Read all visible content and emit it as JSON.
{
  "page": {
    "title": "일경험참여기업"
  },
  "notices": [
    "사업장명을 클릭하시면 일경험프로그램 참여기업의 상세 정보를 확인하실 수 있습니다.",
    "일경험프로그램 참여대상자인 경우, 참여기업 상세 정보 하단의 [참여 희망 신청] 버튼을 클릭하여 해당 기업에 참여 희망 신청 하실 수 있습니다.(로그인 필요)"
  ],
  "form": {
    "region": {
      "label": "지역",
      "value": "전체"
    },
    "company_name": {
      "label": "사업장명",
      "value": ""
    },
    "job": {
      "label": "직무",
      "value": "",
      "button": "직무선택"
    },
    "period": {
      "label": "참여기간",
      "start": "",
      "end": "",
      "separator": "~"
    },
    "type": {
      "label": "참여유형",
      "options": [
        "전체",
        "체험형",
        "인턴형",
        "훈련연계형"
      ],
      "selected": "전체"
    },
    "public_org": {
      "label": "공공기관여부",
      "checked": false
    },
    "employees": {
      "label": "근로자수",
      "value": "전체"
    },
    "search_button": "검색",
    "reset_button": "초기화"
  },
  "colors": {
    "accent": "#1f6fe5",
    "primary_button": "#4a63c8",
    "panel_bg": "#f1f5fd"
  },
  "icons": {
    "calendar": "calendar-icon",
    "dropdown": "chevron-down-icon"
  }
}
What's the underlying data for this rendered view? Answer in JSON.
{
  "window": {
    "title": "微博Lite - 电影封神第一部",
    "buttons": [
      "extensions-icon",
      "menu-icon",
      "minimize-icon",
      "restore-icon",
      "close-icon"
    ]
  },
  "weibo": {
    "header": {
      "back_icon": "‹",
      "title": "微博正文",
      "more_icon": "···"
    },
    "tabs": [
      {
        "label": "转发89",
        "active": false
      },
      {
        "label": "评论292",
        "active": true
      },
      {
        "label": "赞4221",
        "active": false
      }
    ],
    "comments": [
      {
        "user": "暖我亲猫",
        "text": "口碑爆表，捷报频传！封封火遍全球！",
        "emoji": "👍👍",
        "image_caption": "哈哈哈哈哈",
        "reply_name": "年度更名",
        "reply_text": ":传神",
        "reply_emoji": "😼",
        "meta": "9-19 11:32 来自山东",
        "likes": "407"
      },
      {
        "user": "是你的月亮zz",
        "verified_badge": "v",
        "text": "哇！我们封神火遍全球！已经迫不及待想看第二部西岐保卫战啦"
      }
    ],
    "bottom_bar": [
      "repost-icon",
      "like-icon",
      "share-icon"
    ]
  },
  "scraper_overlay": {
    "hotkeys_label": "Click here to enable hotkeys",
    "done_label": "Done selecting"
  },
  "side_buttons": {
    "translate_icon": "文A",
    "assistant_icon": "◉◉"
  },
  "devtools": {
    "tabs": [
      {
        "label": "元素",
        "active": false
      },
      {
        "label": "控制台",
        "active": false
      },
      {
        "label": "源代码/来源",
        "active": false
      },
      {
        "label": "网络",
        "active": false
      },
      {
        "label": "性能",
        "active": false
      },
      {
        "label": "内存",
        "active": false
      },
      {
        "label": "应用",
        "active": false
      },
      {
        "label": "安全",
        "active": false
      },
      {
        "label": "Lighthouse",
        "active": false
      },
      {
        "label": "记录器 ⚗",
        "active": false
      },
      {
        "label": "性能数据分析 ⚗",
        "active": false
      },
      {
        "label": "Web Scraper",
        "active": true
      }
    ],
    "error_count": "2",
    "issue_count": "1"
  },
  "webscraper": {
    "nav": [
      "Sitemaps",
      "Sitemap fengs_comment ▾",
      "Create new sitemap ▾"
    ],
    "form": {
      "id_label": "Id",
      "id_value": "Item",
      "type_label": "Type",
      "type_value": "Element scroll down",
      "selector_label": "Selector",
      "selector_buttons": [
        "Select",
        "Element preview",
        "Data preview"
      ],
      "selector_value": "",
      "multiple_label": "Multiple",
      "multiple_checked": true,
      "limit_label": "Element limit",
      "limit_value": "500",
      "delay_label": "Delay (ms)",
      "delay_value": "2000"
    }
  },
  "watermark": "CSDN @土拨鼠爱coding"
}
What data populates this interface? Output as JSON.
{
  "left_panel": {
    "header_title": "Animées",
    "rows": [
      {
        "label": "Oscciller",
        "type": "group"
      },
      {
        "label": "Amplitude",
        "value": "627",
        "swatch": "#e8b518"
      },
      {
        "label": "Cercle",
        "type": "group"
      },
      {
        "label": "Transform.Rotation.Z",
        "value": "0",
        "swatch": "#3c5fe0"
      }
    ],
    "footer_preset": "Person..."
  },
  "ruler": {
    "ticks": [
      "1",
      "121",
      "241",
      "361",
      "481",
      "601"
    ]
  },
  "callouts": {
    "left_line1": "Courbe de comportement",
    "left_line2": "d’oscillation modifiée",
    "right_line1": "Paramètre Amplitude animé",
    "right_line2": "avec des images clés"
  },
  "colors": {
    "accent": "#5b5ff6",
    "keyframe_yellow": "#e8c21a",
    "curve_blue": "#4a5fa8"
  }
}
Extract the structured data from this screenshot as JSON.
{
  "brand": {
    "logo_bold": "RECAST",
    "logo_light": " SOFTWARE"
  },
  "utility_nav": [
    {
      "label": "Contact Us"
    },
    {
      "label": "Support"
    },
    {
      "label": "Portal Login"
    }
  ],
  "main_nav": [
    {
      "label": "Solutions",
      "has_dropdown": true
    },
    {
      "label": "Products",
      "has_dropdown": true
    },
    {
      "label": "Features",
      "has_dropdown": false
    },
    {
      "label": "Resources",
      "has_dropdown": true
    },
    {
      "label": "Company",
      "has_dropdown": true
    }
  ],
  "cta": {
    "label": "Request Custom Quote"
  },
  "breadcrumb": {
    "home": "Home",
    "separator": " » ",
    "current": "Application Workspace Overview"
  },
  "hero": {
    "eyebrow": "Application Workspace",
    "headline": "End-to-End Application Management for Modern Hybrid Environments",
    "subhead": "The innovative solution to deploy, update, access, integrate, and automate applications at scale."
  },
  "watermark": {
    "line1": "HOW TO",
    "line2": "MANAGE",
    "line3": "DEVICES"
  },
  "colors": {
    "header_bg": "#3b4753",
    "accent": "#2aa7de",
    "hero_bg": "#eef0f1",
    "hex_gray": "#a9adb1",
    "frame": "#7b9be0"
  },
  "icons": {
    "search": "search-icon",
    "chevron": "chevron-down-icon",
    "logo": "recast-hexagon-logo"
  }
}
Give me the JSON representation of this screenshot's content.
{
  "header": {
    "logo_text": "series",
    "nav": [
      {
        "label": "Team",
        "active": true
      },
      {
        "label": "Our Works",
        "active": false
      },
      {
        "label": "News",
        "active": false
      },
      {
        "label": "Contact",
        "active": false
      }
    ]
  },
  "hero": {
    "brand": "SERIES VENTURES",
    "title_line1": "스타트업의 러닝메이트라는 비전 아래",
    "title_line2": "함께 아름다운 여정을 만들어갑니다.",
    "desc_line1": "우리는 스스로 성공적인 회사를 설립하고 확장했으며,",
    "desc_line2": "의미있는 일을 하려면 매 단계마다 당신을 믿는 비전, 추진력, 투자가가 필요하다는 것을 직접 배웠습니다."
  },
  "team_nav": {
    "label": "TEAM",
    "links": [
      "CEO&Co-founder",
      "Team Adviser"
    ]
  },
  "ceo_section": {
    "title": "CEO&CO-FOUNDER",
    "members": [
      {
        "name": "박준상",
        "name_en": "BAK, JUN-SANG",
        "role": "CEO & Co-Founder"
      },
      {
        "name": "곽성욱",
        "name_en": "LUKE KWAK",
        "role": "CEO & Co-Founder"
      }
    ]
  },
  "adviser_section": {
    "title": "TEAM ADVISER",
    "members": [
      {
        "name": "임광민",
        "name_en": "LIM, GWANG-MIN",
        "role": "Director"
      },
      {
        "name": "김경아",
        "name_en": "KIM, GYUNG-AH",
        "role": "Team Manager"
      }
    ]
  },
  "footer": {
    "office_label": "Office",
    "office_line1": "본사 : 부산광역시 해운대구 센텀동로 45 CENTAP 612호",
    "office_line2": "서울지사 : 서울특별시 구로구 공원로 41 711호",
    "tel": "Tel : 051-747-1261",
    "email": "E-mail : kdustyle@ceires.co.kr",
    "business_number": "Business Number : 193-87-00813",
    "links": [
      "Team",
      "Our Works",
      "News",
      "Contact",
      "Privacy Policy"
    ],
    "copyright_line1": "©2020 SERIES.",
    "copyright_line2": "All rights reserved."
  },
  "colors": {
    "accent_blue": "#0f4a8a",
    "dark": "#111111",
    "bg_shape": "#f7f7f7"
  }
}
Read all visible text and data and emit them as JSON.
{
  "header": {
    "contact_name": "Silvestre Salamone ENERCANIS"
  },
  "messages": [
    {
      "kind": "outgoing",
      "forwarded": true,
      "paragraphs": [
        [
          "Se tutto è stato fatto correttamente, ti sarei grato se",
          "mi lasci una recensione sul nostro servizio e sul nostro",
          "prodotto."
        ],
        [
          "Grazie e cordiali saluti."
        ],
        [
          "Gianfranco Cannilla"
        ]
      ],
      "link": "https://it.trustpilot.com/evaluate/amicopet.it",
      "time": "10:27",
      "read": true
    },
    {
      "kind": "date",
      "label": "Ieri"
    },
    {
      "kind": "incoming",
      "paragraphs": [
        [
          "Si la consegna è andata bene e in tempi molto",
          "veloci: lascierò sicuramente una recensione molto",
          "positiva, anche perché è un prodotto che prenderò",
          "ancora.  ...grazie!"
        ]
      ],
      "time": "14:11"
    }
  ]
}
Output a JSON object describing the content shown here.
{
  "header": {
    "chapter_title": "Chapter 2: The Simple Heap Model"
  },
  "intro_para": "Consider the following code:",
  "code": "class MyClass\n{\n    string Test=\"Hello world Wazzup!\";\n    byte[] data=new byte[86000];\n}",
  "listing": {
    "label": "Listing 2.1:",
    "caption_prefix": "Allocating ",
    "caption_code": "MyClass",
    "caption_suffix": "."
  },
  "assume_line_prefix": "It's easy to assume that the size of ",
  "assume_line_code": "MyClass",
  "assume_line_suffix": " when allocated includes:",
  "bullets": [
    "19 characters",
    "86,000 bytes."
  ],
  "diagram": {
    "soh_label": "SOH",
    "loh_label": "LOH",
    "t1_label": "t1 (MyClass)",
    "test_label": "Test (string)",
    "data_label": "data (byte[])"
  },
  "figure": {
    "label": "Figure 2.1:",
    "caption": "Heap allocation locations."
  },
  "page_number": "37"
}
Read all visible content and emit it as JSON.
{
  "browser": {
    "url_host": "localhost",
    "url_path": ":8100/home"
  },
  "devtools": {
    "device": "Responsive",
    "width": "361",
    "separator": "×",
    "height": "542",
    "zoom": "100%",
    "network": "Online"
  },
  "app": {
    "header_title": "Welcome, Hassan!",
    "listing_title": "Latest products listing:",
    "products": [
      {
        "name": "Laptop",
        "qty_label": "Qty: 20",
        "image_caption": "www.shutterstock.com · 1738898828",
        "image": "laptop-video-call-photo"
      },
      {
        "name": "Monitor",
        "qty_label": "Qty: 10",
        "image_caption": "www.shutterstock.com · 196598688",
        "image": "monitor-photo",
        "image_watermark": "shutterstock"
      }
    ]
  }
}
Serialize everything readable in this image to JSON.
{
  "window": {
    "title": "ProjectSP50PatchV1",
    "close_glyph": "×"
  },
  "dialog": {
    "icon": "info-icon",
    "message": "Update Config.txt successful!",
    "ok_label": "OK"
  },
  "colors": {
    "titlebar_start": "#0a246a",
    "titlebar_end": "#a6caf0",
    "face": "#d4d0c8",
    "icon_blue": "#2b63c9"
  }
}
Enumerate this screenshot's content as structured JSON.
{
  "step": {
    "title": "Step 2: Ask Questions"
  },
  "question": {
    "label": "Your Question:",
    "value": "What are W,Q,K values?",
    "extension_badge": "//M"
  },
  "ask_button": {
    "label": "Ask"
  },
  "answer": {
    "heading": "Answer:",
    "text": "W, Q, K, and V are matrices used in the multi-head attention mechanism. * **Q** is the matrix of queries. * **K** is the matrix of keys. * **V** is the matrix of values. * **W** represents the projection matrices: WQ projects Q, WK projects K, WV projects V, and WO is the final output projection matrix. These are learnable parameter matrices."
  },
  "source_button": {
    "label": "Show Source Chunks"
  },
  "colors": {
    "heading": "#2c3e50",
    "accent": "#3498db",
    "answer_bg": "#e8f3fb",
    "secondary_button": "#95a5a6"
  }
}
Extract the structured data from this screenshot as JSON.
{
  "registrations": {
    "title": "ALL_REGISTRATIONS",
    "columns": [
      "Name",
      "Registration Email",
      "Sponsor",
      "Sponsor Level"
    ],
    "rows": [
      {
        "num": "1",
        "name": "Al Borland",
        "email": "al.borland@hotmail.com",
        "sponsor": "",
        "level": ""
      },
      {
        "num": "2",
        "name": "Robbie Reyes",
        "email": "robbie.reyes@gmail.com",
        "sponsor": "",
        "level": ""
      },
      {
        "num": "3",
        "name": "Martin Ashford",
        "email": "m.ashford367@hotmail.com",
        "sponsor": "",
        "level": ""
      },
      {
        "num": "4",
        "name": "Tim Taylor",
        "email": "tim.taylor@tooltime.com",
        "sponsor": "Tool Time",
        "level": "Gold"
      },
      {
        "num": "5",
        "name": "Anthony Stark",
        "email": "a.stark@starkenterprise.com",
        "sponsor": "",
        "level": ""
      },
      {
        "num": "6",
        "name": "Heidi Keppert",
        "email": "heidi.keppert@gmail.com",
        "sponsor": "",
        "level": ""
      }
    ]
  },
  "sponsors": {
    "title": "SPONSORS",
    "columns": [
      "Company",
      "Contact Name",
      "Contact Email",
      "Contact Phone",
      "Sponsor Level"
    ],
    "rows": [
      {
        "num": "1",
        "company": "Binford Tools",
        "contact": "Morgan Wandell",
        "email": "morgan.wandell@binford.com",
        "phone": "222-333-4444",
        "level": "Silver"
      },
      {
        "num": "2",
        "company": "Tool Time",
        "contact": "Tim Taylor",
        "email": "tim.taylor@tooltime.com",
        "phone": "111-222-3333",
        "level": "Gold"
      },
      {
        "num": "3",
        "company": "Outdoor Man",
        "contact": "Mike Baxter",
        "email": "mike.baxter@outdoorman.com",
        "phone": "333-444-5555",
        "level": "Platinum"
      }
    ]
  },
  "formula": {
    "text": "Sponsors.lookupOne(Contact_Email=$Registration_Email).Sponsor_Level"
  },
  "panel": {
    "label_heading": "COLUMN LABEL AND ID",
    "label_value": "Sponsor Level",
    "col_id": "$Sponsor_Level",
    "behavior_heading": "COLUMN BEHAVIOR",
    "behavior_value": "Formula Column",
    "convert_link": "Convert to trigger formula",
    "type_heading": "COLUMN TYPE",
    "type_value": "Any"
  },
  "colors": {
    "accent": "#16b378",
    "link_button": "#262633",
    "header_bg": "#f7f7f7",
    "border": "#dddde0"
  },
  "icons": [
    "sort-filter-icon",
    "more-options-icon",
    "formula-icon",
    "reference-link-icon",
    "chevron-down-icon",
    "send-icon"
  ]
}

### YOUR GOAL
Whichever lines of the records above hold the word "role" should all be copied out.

### SOLUTION FOR THIS TASK
        "role": "CEO & Co-Founder"
        "role": "CEO & Co-Founder"
        "role": "Director"
        "role": "Team Manager"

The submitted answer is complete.